Werner Oskar stars as the fireman who begins to question the purpose behind burning books in the oppressive police state. Julie Christie plays the double role of the witless wife of the fireman, Linda, and the open minded free spirit, Clarisse.The fireman eventually must choose between the two women and the two ways of looking at his profession
Check out Thom Ernst's blog for the scoop on his interview with the original author, Ray Bradbury, for the TVO Saturday Night at the Movies Interviews.
View the TVO video web preview for "Fahrenheit 451" (includes snippets of the Bradbury interview)
See the video trailer for "Fahrenheit 451" (1966)

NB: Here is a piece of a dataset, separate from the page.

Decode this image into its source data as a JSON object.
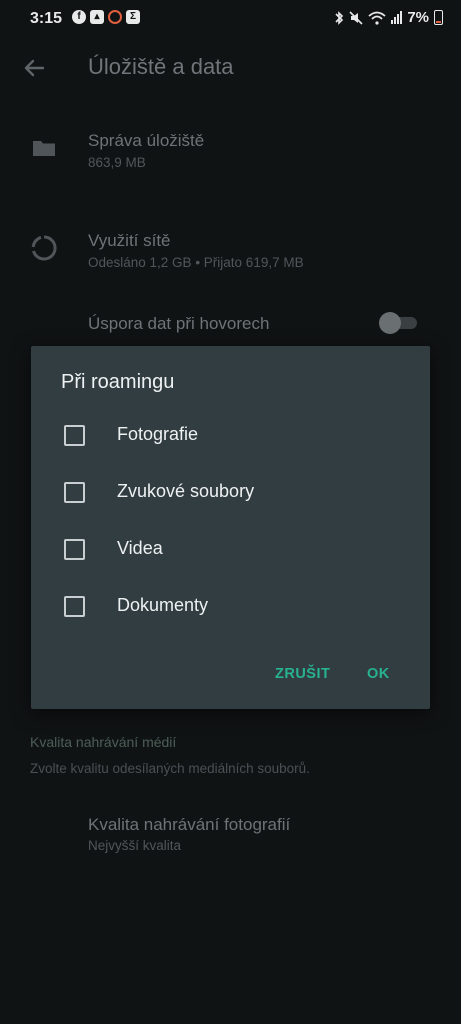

"The Who Never Was” (1956) stars Clifton Webb. It is an interesting story about British military spying during WWII. The sotry is apparently based on actual events. Lieutenant Commander Ewen Montagu (Clifton Webb) finds himself with the challenging and somewhat nasty job of attracting the attention of the German High Command away from the Allies plan to invade the continent. The British decide to do this through planting misinformation on a dead body which the Germans find washed up on shore. Montagu and his team are determined in their efforts to serve the national interest.

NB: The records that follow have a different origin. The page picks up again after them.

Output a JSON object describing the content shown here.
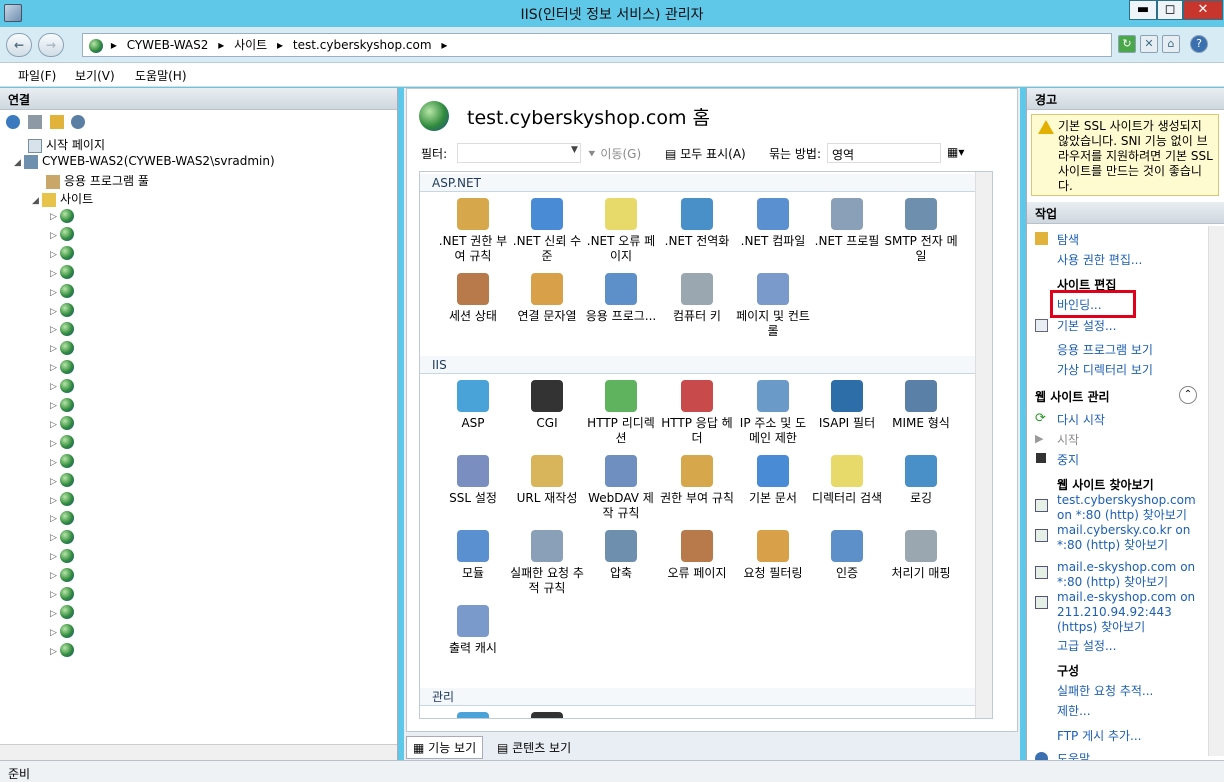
{
  "window": {
    "title": "IIS(인터넷 정보 서비스) 관리자",
    "minimize": "▬",
    "maximize": "◻",
    "close": "✕"
  },
  "address": {
    "segments": [
      "CYWEB-WAS2",
      "사이트",
      "test.cyberskyshop.com"
    ],
    "sep": "▸"
  },
  "menu": [
    "파일(F)",
    "보기(V)",
    "도움말(H)"
  ],
  "left": {
    "header": "연결",
    "tree": {
      "start": "시작 페이지",
      "server": "CYWEB-WAS2(CYWEB-WAS2\\svradmin)",
      "apppool": "응용 프로그램 풀",
      "sites": "사이트"
    },
    "site_rows": 24
  },
  "center": {
    "title": "test.cyberskyshop.com 홈",
    "filter_label": "필터:",
    "go_label": "이동(G)",
    "showall_label": "모두 표시(A)",
    "groupby_label": "묶는 방법:",
    "groupby_value": "영역",
    "sections": [
      {
        "name": "ASP.NET",
        "items": [
          ".NET 권한 부여 규칙",
          ".NET 신뢰 수준",
          ".NET 오류 페이지",
          ".NET 전역화",
          ".NET 컴파일",
          ".NET 프로필",
          "SMTP 전자 메일",
          "세션 상태",
          "연결 문자열",
          "응용 프로그...",
          "컴퓨터 키",
          "페이지 및 컨트롤"
        ]
      },
      {
        "name": "IIS",
        "items": [
          "ASP",
          "CGI",
          "HTTP 리디렉션",
          "HTTP 응답 헤더",
          "IP 주소 및 도메인 제한",
          "ISAPI 필터",
          "MIME 형식",
          "SSL 설정",
          "URL 재작성",
          "WebDAV 제작 규칙",
          "권한 부여 규칙",
          "기본 문서",
          "디렉터리 검색",
          "로깅",
          "모듈",
          "실패한 요청 추적 규칙",
          "압축",
          "오류 페이지",
          "요청 필터링",
          "인증",
          "처리기 매핑",
          "출력 캐시"
        ]
      },
      {
        "name": "관리",
        "items": [
          "",
          ""
        ]
      }
    ],
    "view_tabs": [
      "기능 보기",
      "콘텐츠 보기"
    ]
  },
  "right": {
    "warning_header": "경고",
    "warning": "기본 SSL 사이트가 생성되지 않았습니다. SNI 기능 없이 브라우저를 지원하려면 기본 SSL 사이트를 만드는 것이 좋습니다.",
    "actions_header": "작업",
    "explore": "탐색",
    "edit_perm": "사용 권한 편집...",
    "edit_site": "사이트 편집",
    "bindings": "바인딩...",
    "basic": "기본 설정...",
    "view_apps": "응용 프로그램 보기",
    "view_vdirs": "가상 디렉터리 보기",
    "manage_header": "웹 사이트 관리",
    "restart": "다시 시작",
    "start": "시작",
    "stop": "중지",
    "browse_header": "웹 사이트 찾아보기",
    "browse": [
      "test.cyberskyshop.com on *:80 (http) 찾아보기",
      "mail.cybersky.co.kr on *:80 (http) 찾아보기",
      "mail.e-skyshop.com on *:80 (http) 찾아보기",
      "mail.e-skyshop.com on 211.210.94.92:443 (https) 찾아보기"
    ],
    "advanced": "고급 설정...",
    "config_header": "구성",
    "failed": "실패한 요청 추적...",
    "limits": "제한...",
    "ftp": "FTP 게시 추가...",
    "help": "도움말"
  },
  "status": "준비"
}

In contrast, the cost of the war is also shown in terms of personal loss. This is depicted through seeing the grieving father of the dead man whose body is used for the trick. We also meet and the girlfriend (Gloria Greene) who is told by military officials that her beloved is dead. Though it is perhaps not the greatest spy thriller every made, I find this film to be interesting enough to watch again. The fictionalized account of actual spy stuff certainly makes this movie of historical interest for WWII film buffs.
>>On to "Who's Directing Your Life?"
See the TVO SNAM preview for “The Man Who Never Was” (1956)
Catch the video trailer for the opening credits of “The Man Who Never Was” 1956. I believe that the dramatic reading in the opening is from a poem by H.G. Wells.